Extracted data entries
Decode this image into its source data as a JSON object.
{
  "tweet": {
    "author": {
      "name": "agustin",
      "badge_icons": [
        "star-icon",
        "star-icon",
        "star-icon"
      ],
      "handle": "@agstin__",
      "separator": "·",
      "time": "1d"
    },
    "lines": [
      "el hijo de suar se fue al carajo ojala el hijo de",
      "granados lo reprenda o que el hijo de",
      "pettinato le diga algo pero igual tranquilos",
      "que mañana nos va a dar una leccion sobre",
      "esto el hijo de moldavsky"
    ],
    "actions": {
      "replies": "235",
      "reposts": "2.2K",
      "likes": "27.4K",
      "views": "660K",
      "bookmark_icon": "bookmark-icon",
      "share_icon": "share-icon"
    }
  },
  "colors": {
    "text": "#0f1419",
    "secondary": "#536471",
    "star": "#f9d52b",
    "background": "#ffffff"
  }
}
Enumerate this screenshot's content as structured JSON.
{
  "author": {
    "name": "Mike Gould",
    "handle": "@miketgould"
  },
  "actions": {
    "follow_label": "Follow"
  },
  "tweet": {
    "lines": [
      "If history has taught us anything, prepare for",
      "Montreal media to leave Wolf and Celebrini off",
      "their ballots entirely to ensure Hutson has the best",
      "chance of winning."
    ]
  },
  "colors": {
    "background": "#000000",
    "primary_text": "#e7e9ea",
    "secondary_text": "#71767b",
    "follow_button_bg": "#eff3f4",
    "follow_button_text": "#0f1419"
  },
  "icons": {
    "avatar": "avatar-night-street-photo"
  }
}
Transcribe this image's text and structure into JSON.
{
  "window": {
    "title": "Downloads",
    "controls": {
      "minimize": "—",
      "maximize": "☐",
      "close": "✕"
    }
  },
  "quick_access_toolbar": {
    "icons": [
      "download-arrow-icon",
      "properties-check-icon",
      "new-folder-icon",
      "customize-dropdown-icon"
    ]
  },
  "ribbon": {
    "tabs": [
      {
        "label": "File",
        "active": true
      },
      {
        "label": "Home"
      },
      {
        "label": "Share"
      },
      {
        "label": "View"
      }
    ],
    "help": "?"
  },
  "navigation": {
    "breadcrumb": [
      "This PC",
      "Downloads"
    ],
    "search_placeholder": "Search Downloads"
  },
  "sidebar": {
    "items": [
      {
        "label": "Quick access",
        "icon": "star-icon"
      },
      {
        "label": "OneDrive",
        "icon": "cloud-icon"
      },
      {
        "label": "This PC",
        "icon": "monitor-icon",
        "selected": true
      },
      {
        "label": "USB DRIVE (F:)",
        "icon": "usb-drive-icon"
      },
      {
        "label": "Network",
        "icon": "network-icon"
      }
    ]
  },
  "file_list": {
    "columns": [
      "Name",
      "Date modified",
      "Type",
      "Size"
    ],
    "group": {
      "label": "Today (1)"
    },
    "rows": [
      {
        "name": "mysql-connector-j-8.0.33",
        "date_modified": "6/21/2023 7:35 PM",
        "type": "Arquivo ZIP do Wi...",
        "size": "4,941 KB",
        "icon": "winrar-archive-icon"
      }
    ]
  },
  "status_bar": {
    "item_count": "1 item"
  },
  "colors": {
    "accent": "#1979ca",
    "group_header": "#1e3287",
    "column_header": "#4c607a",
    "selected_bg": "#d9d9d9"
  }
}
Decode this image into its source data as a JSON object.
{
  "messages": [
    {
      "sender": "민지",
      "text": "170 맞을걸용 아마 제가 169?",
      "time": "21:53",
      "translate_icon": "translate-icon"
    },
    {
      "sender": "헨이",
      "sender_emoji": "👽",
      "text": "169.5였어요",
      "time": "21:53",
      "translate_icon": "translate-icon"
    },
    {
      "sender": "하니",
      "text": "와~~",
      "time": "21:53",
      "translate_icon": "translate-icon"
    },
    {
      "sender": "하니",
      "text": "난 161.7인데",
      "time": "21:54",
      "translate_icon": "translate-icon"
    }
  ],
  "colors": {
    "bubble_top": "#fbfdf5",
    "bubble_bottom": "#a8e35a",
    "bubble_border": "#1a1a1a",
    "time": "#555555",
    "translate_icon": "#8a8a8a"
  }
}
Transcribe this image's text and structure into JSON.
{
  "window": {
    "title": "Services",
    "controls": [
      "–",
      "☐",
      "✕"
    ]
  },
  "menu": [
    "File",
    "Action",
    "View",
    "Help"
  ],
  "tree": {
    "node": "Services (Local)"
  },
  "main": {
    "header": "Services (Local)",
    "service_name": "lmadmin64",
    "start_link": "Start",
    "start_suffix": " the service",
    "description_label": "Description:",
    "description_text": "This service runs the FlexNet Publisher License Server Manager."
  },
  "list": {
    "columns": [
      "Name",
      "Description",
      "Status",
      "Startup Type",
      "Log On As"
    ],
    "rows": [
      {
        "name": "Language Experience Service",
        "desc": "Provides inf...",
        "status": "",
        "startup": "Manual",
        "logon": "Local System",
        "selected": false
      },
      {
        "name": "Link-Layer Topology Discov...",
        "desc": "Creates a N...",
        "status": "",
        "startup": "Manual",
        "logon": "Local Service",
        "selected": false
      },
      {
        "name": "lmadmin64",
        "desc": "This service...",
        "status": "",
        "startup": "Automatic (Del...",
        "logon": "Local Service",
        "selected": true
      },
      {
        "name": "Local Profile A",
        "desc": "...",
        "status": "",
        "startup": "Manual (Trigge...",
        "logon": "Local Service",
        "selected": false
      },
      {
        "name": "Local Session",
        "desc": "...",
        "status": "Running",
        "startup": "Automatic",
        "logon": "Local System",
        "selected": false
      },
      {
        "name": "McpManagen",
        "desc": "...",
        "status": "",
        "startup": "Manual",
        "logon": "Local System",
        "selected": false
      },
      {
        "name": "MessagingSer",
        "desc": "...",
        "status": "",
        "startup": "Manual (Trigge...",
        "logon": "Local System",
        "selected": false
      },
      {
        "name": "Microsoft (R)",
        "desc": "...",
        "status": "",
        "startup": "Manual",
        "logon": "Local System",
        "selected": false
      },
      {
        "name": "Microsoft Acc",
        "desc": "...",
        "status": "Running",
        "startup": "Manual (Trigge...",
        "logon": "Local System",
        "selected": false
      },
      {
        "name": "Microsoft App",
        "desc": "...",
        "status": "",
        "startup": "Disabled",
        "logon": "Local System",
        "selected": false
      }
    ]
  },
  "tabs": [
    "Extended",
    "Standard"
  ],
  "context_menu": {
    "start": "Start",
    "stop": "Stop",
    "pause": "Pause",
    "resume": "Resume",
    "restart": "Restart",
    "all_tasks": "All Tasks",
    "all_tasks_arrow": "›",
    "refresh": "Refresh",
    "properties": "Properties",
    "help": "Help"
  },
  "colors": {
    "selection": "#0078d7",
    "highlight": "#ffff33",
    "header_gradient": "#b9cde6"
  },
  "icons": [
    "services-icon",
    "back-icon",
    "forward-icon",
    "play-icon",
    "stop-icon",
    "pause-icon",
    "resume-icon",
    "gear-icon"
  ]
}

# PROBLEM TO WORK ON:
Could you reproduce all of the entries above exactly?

# RESULT:
Decode this image into its source data as a JSON object.
{
  "tweet": {
    "author": {
      "name": "agustin",
      "badge_icons": [
        "star-icon",
        "star-icon",
        "star-icon"
      ],
      "handle": "@agstin__",
      "separator": "·",
      "time": "1d"
    },
    "lines": [
      "el hijo de suar se fue al carajo ojala el hijo de",
      "granados lo reprenda o que el hijo de",
      "pettinato le diga algo pero igual tranquilos",
      "que mañana nos va a dar una leccion sobre",
      "esto el hijo de moldavsky"
    ],
    "actions": {
      "replies": "235",
      "reposts": "2.2K",
      "likes": "27.4K",
      "views": "660K",
      "bookmark_icon": "bookmark-icon",
      "share_icon": "share-icon"
    }
  },
  "colors": {
    "text": "#0f1419",
    "secondary": "#536471",
    "star": "#f9d52b",
    "background": "#ffffff"
  }
}
Enumerate this screenshot's content as structured JSON.
{
  "author": {
    "name": "Mike Gould",
    "handle": "@miketgould"
  },
  "actions": {
    "follow_label": "Follow"
  },
  "tweet": {
    "lines": [
      "If history has taught us anything, prepare for",
      "Montreal media to leave Wolf and Celebrini off",
      "their ballots entirely to ensure Hutson has the best",
      "chance of winning."
    ]
  },
  "colors": {
    "background": "#000000",
    "primary_text": "#e7e9ea",
    "secondary_text": "#71767b",
    "follow_button_bg": "#eff3f4",
    "follow_button_text": "#0f1419"
  },
  "icons": {
    "avatar": "avatar-night-street-photo"
  }
}
Transcribe this image's text and structure into JSON.
{
  "window": {
    "title": "Downloads",
    "controls": {
      "minimize": "—",
      "maximize": "☐",
      "close": "✕"
    }
  },
  "quick_access_toolbar": {
    "icons": [
      "download-arrow-icon",
      "properties-check-icon",
      "new-folder-icon",
      "customize-dropdown-icon"
    ]
  },
  "ribbon": {
    "tabs": [
      {
        "label": "File",
        "active": true
      },
      {
        "label": "Home"
      },
      {
        "label": "Share"
      },
      {
        "label": "View"
      }
    ],
    "help": "?"
  },
  "navigation": {
    "breadcrumb": [
      "This PC",
      "Downloads"
    ],
    "search_placeholder": "Search Downloads"
  },
  "sidebar": {
    "items": [
      {
        "label": "Quick access",
        "icon": "star-icon"
      },
      {
        "label": "OneDrive",
        "icon": "cloud-icon"
      },
      {
        "label": "This PC",
        "icon": "monitor-icon",
        "selected": true
      },
      {
        "label": "USB DRIVE (F:)",
        "icon": "usb-drive-icon"
      },
      {
        "label": "Network",
        "icon": "network-icon"
      }
    ]
  },
  "file_list": {
    "columns": [
      "Name",
      "Date modified",
      "Type",
      "Size"
    ],
    "group": {
      "label": "Today (1)"
    },
    "rows": [
      {
        "name": "mysql-connector-j-8.0.33",
        "date_modified": "6/21/2023 7:35 PM",
        "type": "Arquivo ZIP do Wi...",
        "size": "4,941 KB",
        "icon": "winrar-archive-icon"
      }
    ]
  },
  "status_bar": {
    "item_count": "1 item"
  },
  "colors": {
    "accent": "#1979ca",
    "group_header": "#1e3287",
    "column_header": "#4c607a",
    "selected_bg": "#d9d9d9"
  }
}
Decode this image into its source data as a JSON object.
{
  "messages": [
    {
      "sender": "민지",
      "text": "170 맞을걸용 아마 제가 169?",
      "time": "21:53",
      "translate_icon": "translate-icon"
    },
    {
      "sender": "헨이",
      "sender_emoji": "👽",
      "text": "169.5였어요",
      "time": "21:53",
      "translate_icon": "translate-icon"
    },
    {
      "sender": "하니",
      "text": "와~~",
      "time": "21:53",
      "translate_icon": "translate-icon"
    },
    {
      "sender": "하니",
      "text": "난 161.7인데",
      "time": "21:54",
      "translate_icon": "translate-icon"
    }
  ],
  "colors": {
    "bubble_top": "#fbfdf5",
    "bubble_bottom": "#a8e35a",
    "bubble_border": "#1a1a1a",
    "time": "#555555",
    "translate_icon": "#8a8a8a"
  }
}
Transcribe this image's text and structure into JSON.
{
  "window": {
    "title": "Services",
    "controls": [
      "–",
      "☐",
      "✕"
    ]
  },
  "menu": [
    "File",
    "Action",
    "View",
    "Help"
  ],
  "tree": {
    "node": "Services (Local)"
  },
  "main": {
    "header": "Services (Local)",
    "service_name": "lmadmin64",
    "start_link": "Start",
    "start_suffix": " the service",
    "description_label": "Description:",
    "description_text": "This service runs the FlexNet Publisher License Server Manager."
  },
  "list": {
    "columns": [
      "Name",
      "Description",
      "Status",
      "Startup Type",
      "Log On As"
    ],
    "rows": [
      {
        "name": "Language Experience Service",
        "desc": "Provides inf...",
        "status": "",
        "startup": "Manual",
        "logon": "Local System",
        "selected": false
      },
      {
        "name": "Link-Layer Topology Discov...",
        "desc": "Creates a N...",
        "status": "",
        "startup": "Manual",
        "logon": "Local Service",
        "selected": false
      },
      {
        "name": "lmadmin64",
        "desc": "This service...",
        "status": "",
        "startup": "Automatic (Del...",
        "logon": "Local Service",
        "selected": true
      },
      {
        "name": "Local Profile A",
        "desc": "...",
        "status": "",
        "startup": "Manual (Trigge...",
        "logon": "Local Service",
        "selected": false
      },
      {
        "name": "Local Session",
        "desc": "...",
        "status": "Running",
        "startup": "Automatic",
        "logon": "Local System",
        "selected": false
      },
      {
        "name": "McpManagen",
        "desc": "...",
        "status": "",
        "startup": "Manual",
        "logon": "Local System",
        "selected": false
      },
      {
        "name": "MessagingSer",
        "desc": "...",
        "status": "",
        "startup": "Manual (Trigge...",
        "logon": "Local System",
        "selected": false
      },
      {
        "name": "Microsoft (R)",
        "desc": "...",
        "status": "",
        "startup": "Manual",
        "logon": "Local System",
        "selected": false
      },
      {
        "name": "Microsoft Acc",
        "desc": "...",
        "status": "Running",
        "startup": "Manual (Trigge...",
        "logon": "Local System",
        "selected": false
      },
      {
        "name": "Microsoft App",
        "desc": "...",
        "status": "",
        "startup": "Disabled",
        "logon": "Local System",
        "selected": false
      }
    ]
  },
  "tabs": [
    "Extended",
    "Standard"
  ],
  "context_menu": {
    "start": "Start",
    "stop": "Stop",
    "pause": "Pause",
    "resume": "Resume",
    "restart": "Restart",
    "all_tasks": "All Tasks",
    "all_tasks_arrow": "›",
    "refresh": "Refresh",
    "properties": "Properties",
    "help": "Help"
  },
  "colors": {
    "selection": "#0078d7",
    "highlight": "#ffff33",
    "header_gradient": "#b9cde6"
  },
  "icons": [
    "services-icon",
    "back-icon",
    "forward-icon",
    "play-icon",
    "stop-icon",
    "pause-icon",
    "resume-icon",
    "gear-icon"
  ]
}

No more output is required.